Another man I have met recently was telling me about a certain injustice that he witnessed. It was obviously a huge source of frustration, and I initially thought that it had just happened. Not so. The situation had unfolded months before, but the way he told the story, it sounded like yesterday.

Have you ever heard the saying

“A sad story should never be retold.”

I wonder what would happen if we changed the way we tell stories to others? What if we made a pact with ourselves to allow one week to retell a negative story and after that to never speak of it again? During that week, we could go hoarse retelling it, but after that, we had to bite our lip and tell a neutral (factual) or happy story instead. There would be no limit in how long or how many times you could retell a purely* happy story.

Want to join me in this experiment? Clearly, if you have a very serious skeleton, you will probably need more than a week to process it properly, in particular if you are in counseling about it. But for smaller, everyday stuff, or negative stories not directly involving us, that story would have to die — or change drastically — after a week. If you can convert it into a happy story, then keep it rolling!

*For the no-ending clause to apply, the story must have no villains, no victims, and be completely free of sarcasm/cynicism. 🙂

The Uncertainty Principle

I was thinking lately about the Uncertainty Principle. It is a concept in physics, and before you tune me out because that word (physics) scares you, let me explain. It’s a very simple idea.

The Uncertainty Principle says that you can’t know everything about a particle, and I am going to make the analogy that you can’t know everything about a situation. If it happened to you — and I’m thinking of skeletons here — then you know a lot of the details, facts, feelings, etc. But you may never know why that painful thing happened to you. On the other hand, you may have a very good idea why a situation unfolded, and in that case, you won’t know very much about the details of the outcome. You may think you know, but you don’t.

I share this because I hope it will help you come to peace with things in your past and help you to stop searching for “why.” You simply may never know why. You may spend a great deal of energy looking for the reason why, but it is like banging your head against the glass — it will not get you anywhere. It is more helpful to change the story that you are telling yourself about the situation, to reframe it into something that has a more positive spin and acknowledges that you have had many positive experiences as a result of that particular skeleton in your closet. That helps you dissolve any shame and release resentment — how can you resent something that was ultimately for your good? How you talk to yourself is very important (that’s why I have Tell Yourself This affirmations at the end of each chapter in my book). How you center yourself is very important.

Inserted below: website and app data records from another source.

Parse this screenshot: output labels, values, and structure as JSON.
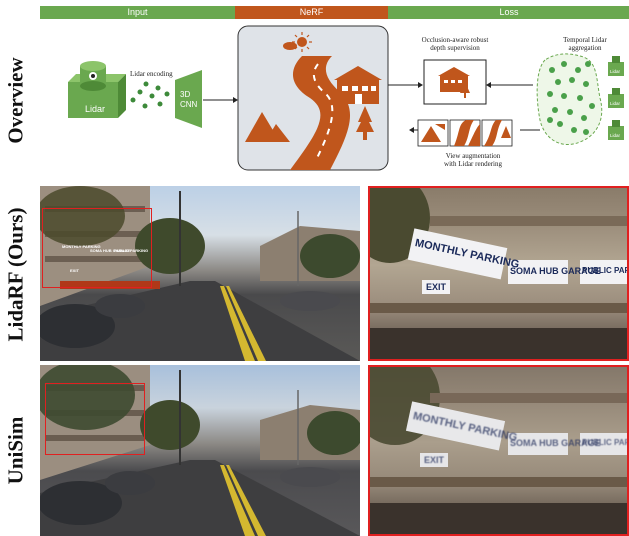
{
  "header": {
    "input_label": "Input",
    "nerf_label": "NeRF",
    "loss_label": "Loss",
    "colors": {
      "input": "#6aa84f",
      "nerf": "#c0561c",
      "loss": "#6aa84f"
    }
  },
  "rows": {
    "overview": "Overview",
    "lidarf": "LidaRF (Ours)",
    "unisim": "UniSim"
  },
  "diagram": {
    "lidar_encoding": "Lidar encoding",
    "lidar_box": "Lidar",
    "cnn_label_line1": "3D",
    "cnn_label_line2": "CNN",
    "occlusion_line1": "Occlusion-aware robust",
    "occlusion_line2": "depth supervision",
    "temporal_line1": "Temporal Lidar",
    "temporal_line2": "aggregation",
    "view_aug_line1": "View augmentation",
    "view_aug_line2": "with Lidar rendering",
    "lidar_small": "Lidar",
    "colors": {
      "green": "#6aa84f",
      "orange": "#c0561c",
      "nerf_bg": "#dfe3e8"
    }
  },
  "images": {
    "sign_parking": "MONTHLY PARKING",
    "sign_soma": "SOMA HUB GARAGE",
    "sign_public": "PUBLIC PARKING",
    "sign_exit": "EXIT",
    "sign_parking_blur": "MONTHLY PARKING",
    "sign_soma_blur": "SOMA HUB GARAGE",
    "sign_public_blur": "PUBLIC PARKING",
    "sign_exit_blur": "EXIT",
    "colors": {
      "crop_border": "#e02020"
    }
  }
}
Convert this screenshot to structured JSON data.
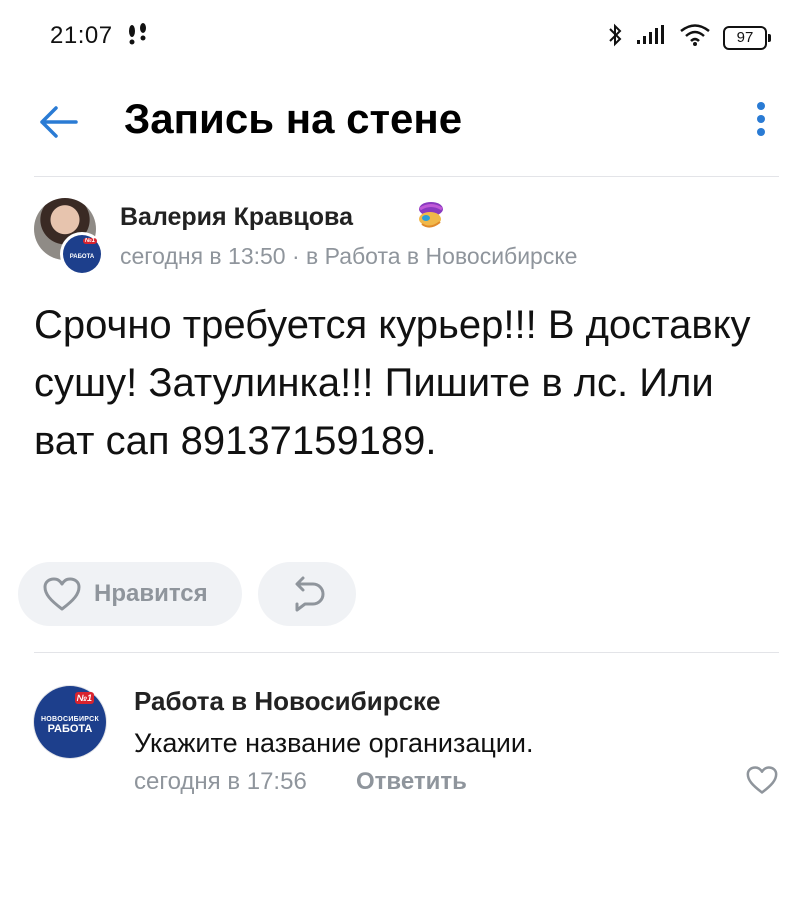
{
  "status_bar": {
    "time": "21:07",
    "battery": "97",
    "icons": [
      "steps-icon",
      "bluetooth-icon",
      "signal-icon",
      "wifi-icon",
      "battery-icon"
    ]
  },
  "header": {
    "title": "Запись на стене",
    "accent_color": "#2a7bd4"
  },
  "post": {
    "author": "Валерия Кравцова",
    "meta": "сегодня в 13:50 · в Работа в Новосибирске",
    "text": "Срочно требуется курьер!!! В доставку сушу! Затулинка!!! Пишите в лс. Или ват сап 89137159189.",
    "like_label": "Нравится"
  },
  "group_logo": {
    "city": "НОВОСИБИРСК",
    "word": "РАБОТА",
    "number": "№1"
  },
  "comment": {
    "author": "Работа в Новосибирске",
    "text": "Укажите название организации.",
    "time": "сегодня в 17:56",
    "reply_label": "Ответить"
  }
}
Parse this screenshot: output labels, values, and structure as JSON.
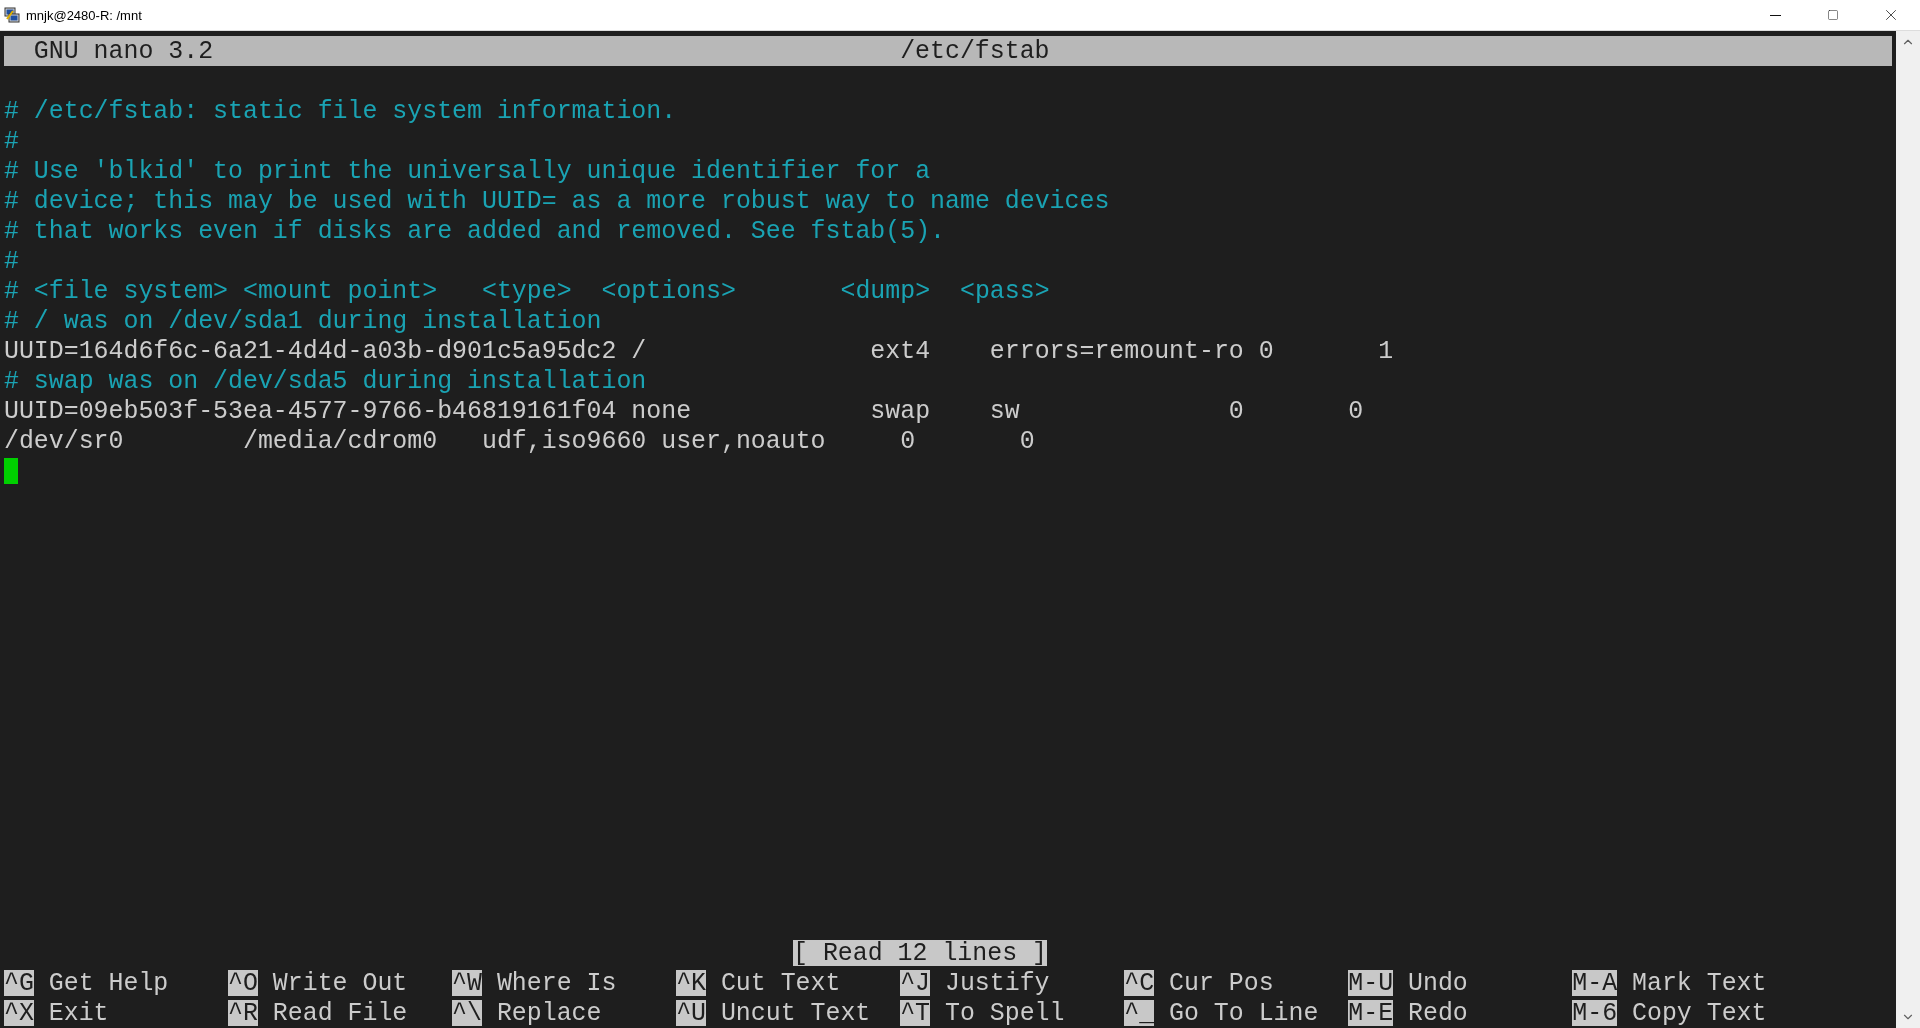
{
  "window": {
    "title": "mnjk@2480-R: /mnt"
  },
  "header": {
    "app": "GNU nano 3.2",
    "file": "/etc/fstab"
  },
  "lines": [
    {
      "kind": "blank"
    },
    {
      "kind": "comment",
      "text": "# /etc/fstab: static file system information."
    },
    {
      "kind": "comment",
      "text": "#"
    },
    {
      "kind": "comment",
      "text": "# Use 'blkid' to print the universally unique identifier for a"
    },
    {
      "kind": "comment",
      "text": "# device; this may be used with UUID= as a more robust way to name devices"
    },
    {
      "kind": "comment",
      "text": "# that works even if disks are added and removed. See fstab(5)."
    },
    {
      "kind": "comment",
      "text": "#"
    },
    {
      "kind": "comment",
      "text": "# <file system> <mount point>   <type>  <options>       <dump>  <pass>"
    },
    {
      "kind": "comment",
      "text": "# / was on /dev/sda1 during installation"
    },
    {
      "kind": "text",
      "text": "UUID=164d6f6c-6a21-4d4d-a03b-d901c5a95dc2 /               ext4    errors=remount-ro 0       1"
    },
    {
      "kind": "comment",
      "text": "# swap was on /dev/sda5 during installation"
    },
    {
      "kind": "text",
      "text": "UUID=09eb503f-53ea-4577-9766-b46819161f04 none            swap    sw              0       0"
    },
    {
      "kind": "text",
      "text": "/dev/sr0        /media/cdrom0   udf,iso9660 user,noauto     0       0"
    },
    {
      "kind": "cursor"
    }
  ],
  "status": "[ Read 12 lines ]",
  "shortcuts": [
    [
      {
        "key": "^G",
        "label": "Get Help"
      },
      {
        "key": "^O",
        "label": "Write Out"
      },
      {
        "key": "^W",
        "label": "Where Is"
      },
      {
        "key": "^K",
        "label": "Cut Text"
      },
      {
        "key": "^J",
        "label": "Justify"
      },
      {
        "key": "^C",
        "label": "Cur Pos"
      },
      {
        "key": "M-U",
        "label": "Undo"
      },
      {
        "key": "M-A",
        "label": "Mark Text"
      }
    ],
    [
      {
        "key": "^X",
        "label": "Exit"
      },
      {
        "key": "^R",
        "label": "Read File"
      },
      {
        "key": "^\\",
        "label": "Replace"
      },
      {
        "key": "^U",
        "label": "Uncut Text"
      },
      {
        "key": "^T",
        "label": "To Spell"
      },
      {
        "key": "^_",
        "label": "Go To Line"
      },
      {
        "key": "M-E",
        "label": "Redo"
      },
      {
        "key": "M-6",
        "label": "Copy Text"
      }
    ]
  ]
}
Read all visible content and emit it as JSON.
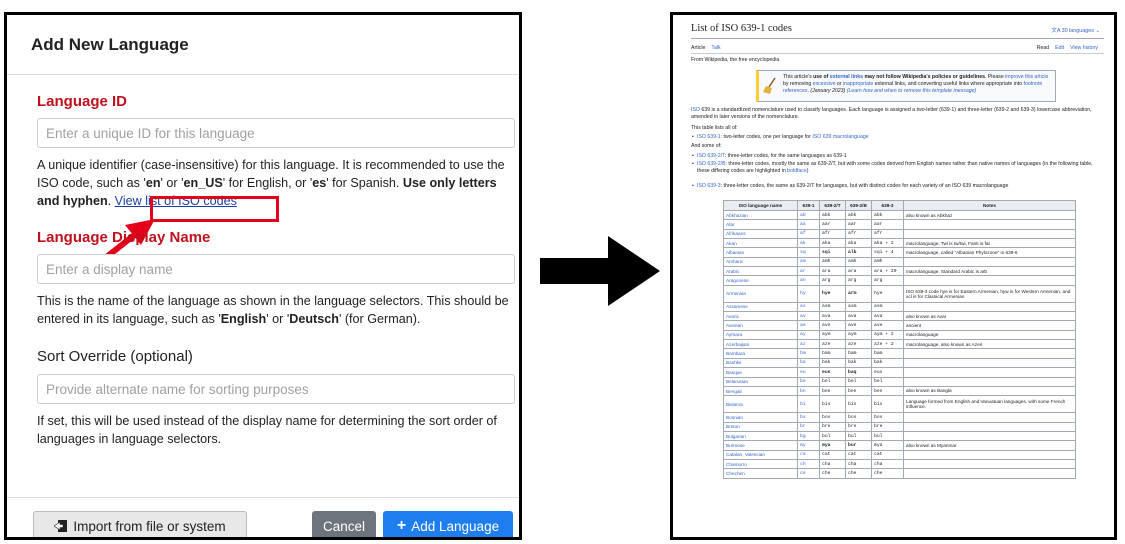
{
  "dialog": {
    "title": "Add New Language",
    "language_id": {
      "heading": "Language ID",
      "placeholder": "Enter a unique ID for this language",
      "help_1": "A unique identifier (case-insensitive) for this language. It is recommended to use the ISO code, such as '",
      "code_en": "en",
      "help_2": "' or '",
      "code_en_us": "en_US",
      "help_3": "' for English, or '",
      "code_es": "es",
      "help_4": "' for Spanish. ",
      "help_bold": "Use only letters and hyphen",
      "help_5": ". ",
      "iso_link": "View list of ISO codes"
    },
    "display_name": {
      "heading": "Language Display Name",
      "placeholder": "Enter a display name",
      "help_1": "This is the name of the language as shown in the language selectors. This should be entered in its language, such as '",
      "ex_1": "English",
      "help_2": "' or '",
      "ex_2": "Deutsch",
      "help_3": "' (for German)."
    },
    "sort_override": {
      "heading": "Sort Override (optional)",
      "placeholder": "Provide alternate name for sorting purposes",
      "help": "If set, this will be used instead of the display name for determining the sort order of languages in language selectors."
    },
    "buttons": {
      "import": "Import from file or system",
      "cancel": "Cancel",
      "add": "Add Language"
    }
  },
  "wiki": {
    "title": "List of ISO 639-1 codes",
    "languages": "30 languages",
    "tabs_left": [
      "Article",
      "Talk"
    ],
    "tabs_right": [
      "Read",
      "Edit",
      "View history"
    ],
    "from": "From Wikipedia, the free encyclopedia",
    "notice_1": "This article's ",
    "notice_bold_1": "use of ",
    "notice_link_1": "external links",
    "notice_bold_2": " may not follow Wikipedia's policies or guidelines",
    "notice_2": ". Please ",
    "notice_link_2": "improve this article",
    "notice_3": " by removing ",
    "notice_link_3": "excessive",
    "notice_4": " or ",
    "notice_link_4": "inappropriate",
    "notice_5": " external links, and converting useful links where appropriate into ",
    "notice_link_5": "footnote references",
    "notice_6": ". ",
    "notice_date": "(January 2023)",
    "notice_link_6": "(Learn how and when to remove this template message)",
    "intro_link": "ISO",
    "intro": " 639 is a standardized nomenclature used to classify languages. Each language is assigned a two-letter (639-1) and three-letter (639-2 and 639-3) lowercase abbreviation, amended in later versions of the nomenclature.",
    "list_all": "This table lists all of:",
    "bullet_1_link": "ISO 639-1",
    "bullet_1": ": two-letter codes, one per language for ",
    "bullet_1_link2": "ISO 639 macrolanguage",
    "and_some": "And some of:",
    "bullet_2_link": "ISO 639-2/T",
    "bullet_2": ": three-letter codes, for the same languages as 639-1",
    "bullet_3_link": "ISO 639-2/B",
    "bullet_3": ": three-letter codes, mostly the same as 639-2/T, but with some codes derived from English names rather than native names of languages (in the following table, these differing codes are highlighted in ",
    "bullet_3_link2": "boldface",
    "bullet_3_end": ")",
    "bullet_4_link": "ISO 639-3",
    "bullet_4": ": three-letter codes, the same as 639-2/T for languages, but with distinct codes for each variety of an ISO 639 macrolanguage",
    "table_headers": [
      "ISO language name",
      "639-1",
      "639-2/T",
      "639-2/B",
      "639-3",
      "Notes"
    ],
    "rows": [
      [
        "Abkhazian",
        "ab",
        "abk",
        "abk",
        "abk",
        "also known as Abkhaz"
      ],
      [
        "Afar",
        "aa",
        "aar",
        "aar",
        "aar",
        ""
      ],
      [
        "Afrikaans",
        "af",
        "afr",
        "afr",
        "afr",
        ""
      ],
      [
        "Akan",
        "ak",
        "aka",
        "aka",
        "aka + 2",
        "macrolanguage, Twi is tw/twi, Fanti is fat"
      ],
      [
        "Albanian",
        "sq",
        "sqi",
        "alb",
        "sqi + 4",
        "macrolanguage, called \"Albanian Phylozone\" in 639-6"
      ],
      [
        "Amharic",
        "am",
        "amh",
        "amh",
        "amh",
        ""
      ],
      [
        "Arabic",
        "ar",
        "ara",
        "ara",
        "ara + 29",
        "macrolanguage, Standard Arabic is arb"
      ],
      [
        "Aragonese",
        "an",
        "arg",
        "arg",
        "arg",
        ""
      ],
      [
        "Armenian",
        "hy",
        "hye",
        "arm",
        "hye",
        "ISO 639-3 code hye is for Eastern Armenian, hyw is for Western Armenian, and xcl is for Classical Armenian"
      ],
      [
        "Assamese",
        "as",
        "asm",
        "asm",
        "asm",
        ""
      ],
      [
        "Avaric",
        "av",
        "ava",
        "ava",
        "ava",
        "also known as Avar"
      ],
      [
        "Avestan",
        "ae",
        "ave",
        "ave",
        "ave",
        "ancient"
      ],
      [
        "Aymara",
        "ay",
        "aym",
        "aym",
        "aym + 2",
        "macrolanguage"
      ],
      [
        "Azerbaijani",
        "az",
        "aze",
        "aze",
        "aze + 2",
        "macrolanguage, also known as Azeri"
      ],
      [
        "Bambara",
        "bm",
        "bam",
        "bam",
        "bam",
        ""
      ],
      [
        "Bashkir",
        "ba",
        "bak",
        "bak",
        "bak",
        ""
      ],
      [
        "Basque",
        "eu",
        "eus",
        "baq",
        "eus",
        ""
      ],
      [
        "Belarusian",
        "be",
        "bel",
        "bel",
        "bel",
        ""
      ],
      [
        "Bengali",
        "bn",
        "ben",
        "ben",
        "ben",
        "also known as Bangla"
      ],
      [
        "Bislama",
        "bi",
        "bis",
        "bis",
        "bis",
        "Language formed from English and Vanuatuan languages, with some French influence."
      ],
      [
        "Bosnian",
        "bs",
        "bos",
        "bos",
        "bos",
        ""
      ],
      [
        "Breton",
        "br",
        "bre",
        "bre",
        "bre",
        ""
      ],
      [
        "Bulgarian",
        "bg",
        "bul",
        "bul",
        "bul",
        ""
      ],
      [
        "Burmese",
        "my",
        "mya",
        "bur",
        "mya",
        "also known as Myanmar"
      ],
      [
        "Catalan, Valencian",
        "ca",
        "cat",
        "cat",
        "cat",
        ""
      ],
      [
        "Chamorro",
        "ch",
        "cha",
        "cha",
        "cha",
        ""
      ],
      [
        "Chechen",
        "ce",
        "che",
        "che",
        "che",
        ""
      ]
    ]
  },
  "colors": {
    "section_red": "#c0111d",
    "link_blue": "#1a3fa8",
    "primary_btn": "#1e7ef0",
    "cancel_btn": "#6c757d",
    "highlight_red": "#e3001b"
  }
}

So, accept that there are things that you don’t know, can’t know, and will never know. And that’s okay. We were never meant to be omnipotent. We were meant to live in the moment and wherever there is loveliness, beauty or joy, to experience it fully, deeply, and without reservation.